In this case it was a mobile bed (created out of a pillow, and soft comfortable old clothing (sweaters, flannels, etc). Since our Zoe had a stroke prior to her passing, we made it possible for her to relieve herself onto a puppy pad comfortable placed underneath the various soft fabrics we had her on.

Hospice for pets

Adirondackwannabe's avatar

My female retriever gave it up and started going downhill after the other dog died, but we had her inside. But she was also very social and she still liked her time with us. I can see a cat going off by itself to die.

Coloma's avatar

Yes if the animal is not being tended to in a responsible fashion. Poor kitty, WTF…who lets their demented and ancient pet just wander off into the sunset? Pffft!
My last ancient kitty that died of heart failure from thyroid disease was never out of my sight in his final months. He WANTED to be near me all the time, until the end, which was a home euthanasia, in my arms.

kritiper's avatar

I have heard of animals doing this. No actual experience, though.

LostInParadise's avatar
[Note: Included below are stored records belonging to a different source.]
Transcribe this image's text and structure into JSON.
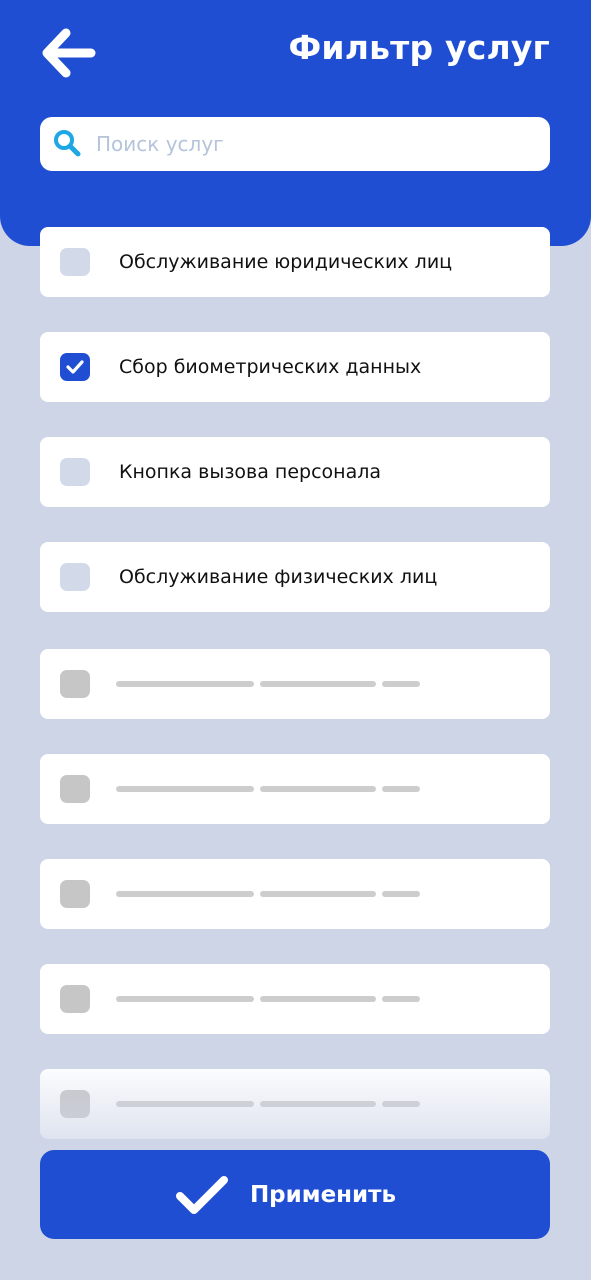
{
  "header": {
    "title": "Фильтр услуг",
    "back_icon": "arrow-left-icon",
    "color": "#1F4ED3"
  },
  "search": {
    "placeholder": "Поиск услуг",
    "value": "",
    "icon": "search-icon",
    "icon_color": "#1EA7E4"
  },
  "services": [
    {
      "label": "Обслуживание юридических лиц",
      "checked": false
    },
    {
      "label": "Сбор биометрических данных",
      "checked": true
    },
    {
      "label": "Кнопка вызова персонала",
      "checked": false
    },
    {
      "label": "Обслуживание физических лиц",
      "checked": false
    }
  ],
  "placeholder_rows": 5,
  "apply": {
    "label": "Применить",
    "icon": "check-icon"
  }
}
How many times in the wild have you ever seen an animal that died of natural causes? Considering the numbers of birds, rabbits, squirrels and deer there are, by chance you would think it should be fairly common. They must all go off to die in private.

syz's avatar

That’s a long-held supposition, and may have a kernel of truth. Although, frankly, if someone told me they’d let their 19 year old blind and deaf cat outside, I’d be surprised if he did make it home.

In the wild, animals “hide” signs of injury or illness to avoid attracting the attention of predators. Sometimes that means finding cover or a place to hide away. (Hell, in pet birds, they hide it so well that a sick bird is invariably just one step away from dead.) But when someone says “He went off alone to die”, I would be willing to guarantee that the majority of those cases has had some disaster befall them (getting hit by a car, predated, lost, etc.).

Coloma's avatar

@syz I agree…and again, what the hell…letting a 19 yr. old blind and deaf and feeble pet out to wander is like letting your 98 year old, blind and demented grandmother go out walking alone.

Strauss's avatar

Just an update for anyone who might be interested…
When I was taking my daughter to school this morning, we saw a cat that resembled the picture on the lady’s poster, only this cat looked a lot healthier. I called the lady, and heard the story: the lady (let’s call her Shelley) had known that the cat was very old, and would not last very much longer, so she was emotionally prepared for the worst. One morning the cat was at the front door, scratching and mewing insistently to go out. The cat was used to going out and coming back in about an The next morning, Shelley got a call from another neighbor who had seen the poster and recognized the cat. They had let her into their garage, and thinking her to be a stray, had contacted a local shelter. Shelley then contacted the shelter, recovered the kitty, who by then was not doing well at all. They then went to the vet, and it was determined that euthanasia was the best and most humane course of treatment.

Coloma's avatar

@Yetanotheruser Awww…..I dunno, it sure seems like this woman was not a very good pet owner. To turn a blind eye on an old animal and just ignore it until the bitter end, I don’t agree.
If you know your pet is getting close to the end I’d think one would be a little ( a LOT ) more attentive.
RIP kitty. :-(

Answer this question




to answer.

This question is in the General Section. Responses must be helpful and on-topic.

Your answer will be saved while you login or join.

Have a question? Ask Fluther!

What do you know more about?
Knowledge Networking @ Fluther